No Gaelic games activity until Easter at the earliest
There will be no Gaelic games activity – training or games – at any level, including inter-county, until Easter at the earliest.
This directive follows a meeting between the GAA's Covid Advisory Group yesterday evening to consider the outcome of a meeting between the three Gaelic games governing bodies (GAA, Ladies Gaelic Football Association and Camogie Association) and representatives of the lrish government, including the Minister of State for Sport, Jack Chambers, which took place earlier this week.
The meeting was held to brief the governing bodies on the short-term prospects for a return to training and playing of Gaelic games, but with government representatives clarifying that inter-county Gaelic games activity is not covered under the current Level 5 exemptions for elite sports, a return to inter-county training or games is not permitted under the current restrictions.
Furthermore, there will not be any change to this position post-March 5, when the restrictions currently in place are to be reviewed. It is the view, therefore, of the GAA's Covid Advisory Group that no on-field activity will be permitted – training or games – until Easter at the earliest (Sunday, April 4, is Easter Sunday this year).
The government is expected to publish an updated Living With Covid plan which should provide clarity on when clubs and counties are likely to be allowed return to training and games in 2021. It should also provide clarity on when other off-field club activities may be permitted to resume.
This extended delay to the planned return of the inter-county season will have knock-on effects for both the inter-county and club games programmes originally planned for 2021, GAA president John Horan and director general Tom Ryan have explained.
“As of now, the GAA have made no firm decisions on what competitions may or may not be facilitated in any revised fixture programme – such decisions will be a factor of how much time is made available to us, both for an inter-county season and for the broader participation levels that will be necessary for a meaningful club season.
“While we will begin to look at contingency plans for the master fixtures programme, we will not be able to take definitive decisions in this context until we have a clear picture of what restrictions we are likely to be operating under at various points in the year ahead.
“Rest assured, however, that once clarity is provided by government and public health authorities on the likely road ahead for society generally and sport in particular, the GAA will follow with its own roadmap and plan for our own activities at both inter-county and club level, that will cover whatever time is available to us for the remainder of the year.
“We know these latest developments will come as a great disappointment to all those who are anxious to resume their Gaelic games involvement, be it on or off the field. While we remain in the midst of a deadly pandemic, there is significant cause for optimism that much better days lie ahead.

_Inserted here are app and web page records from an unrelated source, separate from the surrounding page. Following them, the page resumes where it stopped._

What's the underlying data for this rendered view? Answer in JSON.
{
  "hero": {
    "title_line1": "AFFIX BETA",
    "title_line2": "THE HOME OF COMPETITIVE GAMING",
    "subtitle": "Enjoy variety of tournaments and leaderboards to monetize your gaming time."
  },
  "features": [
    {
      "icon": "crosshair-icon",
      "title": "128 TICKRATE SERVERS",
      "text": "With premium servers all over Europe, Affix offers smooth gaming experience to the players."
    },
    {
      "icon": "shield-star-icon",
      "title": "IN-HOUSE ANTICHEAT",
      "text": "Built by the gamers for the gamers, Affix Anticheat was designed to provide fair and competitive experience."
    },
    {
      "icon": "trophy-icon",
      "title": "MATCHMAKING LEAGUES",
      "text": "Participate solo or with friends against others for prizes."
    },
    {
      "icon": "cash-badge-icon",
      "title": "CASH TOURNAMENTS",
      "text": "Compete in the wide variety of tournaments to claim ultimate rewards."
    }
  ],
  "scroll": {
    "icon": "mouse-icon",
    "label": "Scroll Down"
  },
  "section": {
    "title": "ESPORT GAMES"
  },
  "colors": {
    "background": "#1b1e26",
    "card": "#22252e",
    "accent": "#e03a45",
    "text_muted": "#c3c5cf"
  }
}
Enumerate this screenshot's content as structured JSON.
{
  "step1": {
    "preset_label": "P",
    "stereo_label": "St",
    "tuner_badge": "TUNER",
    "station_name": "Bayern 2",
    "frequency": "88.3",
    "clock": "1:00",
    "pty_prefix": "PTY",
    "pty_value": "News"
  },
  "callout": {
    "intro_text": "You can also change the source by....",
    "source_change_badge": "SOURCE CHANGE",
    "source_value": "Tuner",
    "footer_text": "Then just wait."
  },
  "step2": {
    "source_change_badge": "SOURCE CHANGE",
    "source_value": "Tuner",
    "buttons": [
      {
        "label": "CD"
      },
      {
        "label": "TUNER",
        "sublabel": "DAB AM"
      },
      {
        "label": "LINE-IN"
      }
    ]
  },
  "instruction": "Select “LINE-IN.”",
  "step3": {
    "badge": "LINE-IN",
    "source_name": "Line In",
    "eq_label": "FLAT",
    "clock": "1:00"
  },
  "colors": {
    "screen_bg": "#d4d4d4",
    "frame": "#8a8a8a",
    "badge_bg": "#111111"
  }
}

“The manner in which we have endured and overcome thus far, both as individual members and as an association generally, has been praised by many and is a cause of great pride to us all. With your help we are certain that we will eventually have a fulfilling season at both club and county level in 2021, just as we had in 2020.”
Under the master fixtures programme, a split season was to be implemented this year, but this time with inter-county activity coming first, with All-Ireland finals in July or August and club action to follow for the remainder of the year.
Last year, after the pandemic brought all activity to a halt, it was the club season which resumed first and was played to a conclusion before a revised inter-county season ran between October and December.
The GAA is likely to give county teams a four-week window to prepare for this year's inter-county season, which would mean no games until early May at least. In that scenario, it's difficult to see the calendar being able to squeeze in the hurling and football National Leagues as well as the provincial and All-Ireland championships.
In their statement, Mr. Horan and Mr. Ryan thanked all GAA members, players, coaches, managers and officers at all levels for their patience and understanding of the current situation and for co-operating with all of the restrictions that have been put in place.
They said also that they will prepare a revised master fixture calendar and plan for the remainder of 2021 once a new government road map for society and sport is made available.